House Republicans tried Thursday to suggest that the framework for the future negotiations, however hard fought, will come from their ranks. The party has “stopped spending our future and started saving our future,” Representative Ander Crenshaw, Republican of Florida, said on the House floor.
While opposing many aspects of the compromise budget bill for the remainder of this fiscal year, Democrats agreed to help lift it to passage. The minority leader, Representative Nancy Pelosi of California, voted against the bill, while the Democratic whip, Representative Steny Hoyer of Maryland, voted in favor. Quoting the 19th-century lawmaker Henry Clay, Mr. Hoyer said on the House floor, “If you cannot compromise, you cannot govern.” Mr. Hoyer added: “The priorities that we have agreed to in this resolution are not my priorities. But we have reached an agreement.”
Realizing that the majority was going to need Democratic votes to pass the measure and avoid a shutdown, aides said that Representative Kevin McCarthy of California, the No. 3 Republican, reached out to Mr. Hoyer, the second-ranking Democrat, for help on Thursday. Democrats initially did not have enough firm supporters of the measure, one official said, prompting Mr. Hoyer and his allies to reach out to lawmakers and round up what ultimately amounted to 81 Democrat votes, enough to provide a comfortable margin.
Those Republicans who voted against the measure — perhaps further egged on by Mr. Obama’s speech on Wednesday in which he laid out a long-term budget framework that differed in almost every substantive way from Mr. Ryan’s — said they simply wanted more cuts.
“I respect my leadership and applaud them for giving it their best,” Representative Joe Walsh, Republican of Illinois, said on his Facebook page. “But I did not come here to blink. I was sent here to run to the mountaintop and yell for all the world to hear.”

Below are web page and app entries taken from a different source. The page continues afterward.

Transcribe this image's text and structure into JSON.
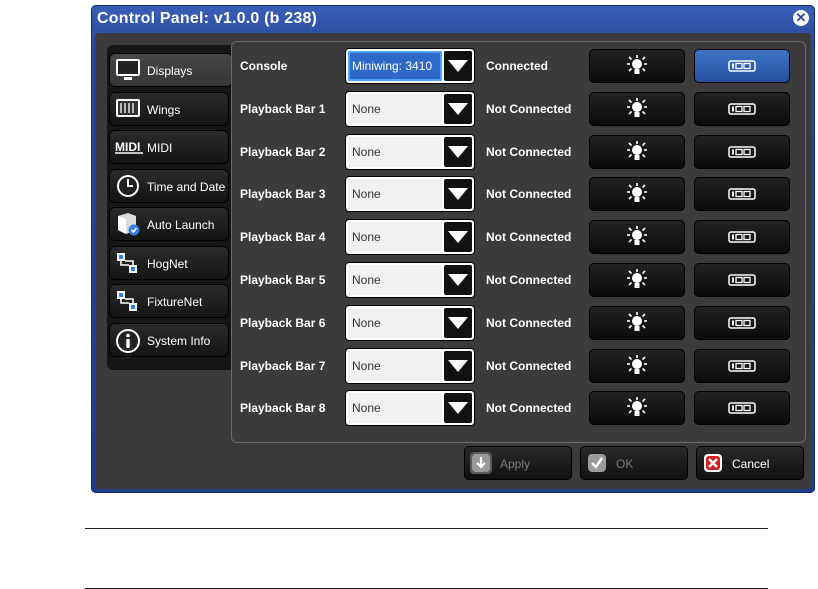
{
  "window": {
    "title": "Control Panel: v1.0.0 (b 238)"
  },
  "sidebar": {
    "items": [
      {
        "label": "Displays",
        "icon": "monitor-icon",
        "active": true
      },
      {
        "label": "Wings",
        "icon": "wing-icon",
        "active": false
      },
      {
        "label": "MIDI",
        "icon": "midi-icon",
        "active": false
      },
      {
        "label": "Time and Date",
        "icon": "clock-icon",
        "active": false
      },
      {
        "label": "Auto Launch",
        "icon": "auto-launch-icon",
        "active": false
      },
      {
        "label": "HogNet",
        "icon": "network-icon",
        "active": false
      },
      {
        "label": "FixtureNet",
        "icon": "network-icon",
        "active": false
      },
      {
        "label": "System Info",
        "icon": "info-icon",
        "active": false
      }
    ]
  },
  "rows": [
    {
      "label": "Console",
      "value": "Miniwing: 3410",
      "status": "Connected",
      "selected": true
    },
    {
      "label": "Playback Bar 1",
      "value": "None",
      "status": "Not Connected",
      "selected": false
    },
    {
      "label": "Playback Bar 2",
      "value": "None",
      "status": "Not Connected",
      "selected": false
    },
    {
      "label": "Playback Bar 3",
      "value": "None",
      "status": "Not Connected",
      "selected": false
    },
    {
      "label": "Playback Bar 4",
      "value": "None",
      "status": "Not Connected",
      "selected": false
    },
    {
      "label": "Playback Bar 5",
      "value": "None",
      "status": "Not Connected",
      "selected": false
    },
    {
      "label": "Playback Bar 6",
      "value": "None",
      "status": "Not Connected",
      "selected": false
    },
    {
      "label": "Playback Bar 7",
      "value": "None",
      "status": "Not Connected",
      "selected": false
    },
    {
      "label": "Playback Bar 8",
      "value": "None",
      "status": "Not Connected",
      "selected": false
    }
  ],
  "buttons": {
    "apply": "Apply",
    "ok": "OK",
    "cancel": "Cancel"
  },
  "colors": {
    "title_bar": "#2a4a9c",
    "selected_blue": "#2f69c8",
    "cancel_red": "#d21f1f"
  }
}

Congress also voted on two other measures, one to deny federal funds to Planned Parenthood and another to roll back the 2010 health care overhaul. The first measure passed 241 to 185, with Representative Justin Amash, Republican of Michigan, voting present, while the measure seeking to repeal the health care act passed 240 to 185. Both measures, brought to the floor as part of the deal last Friday between Republicans and Democrats, failed in the Senate.
Carl Hulse contributed reporting.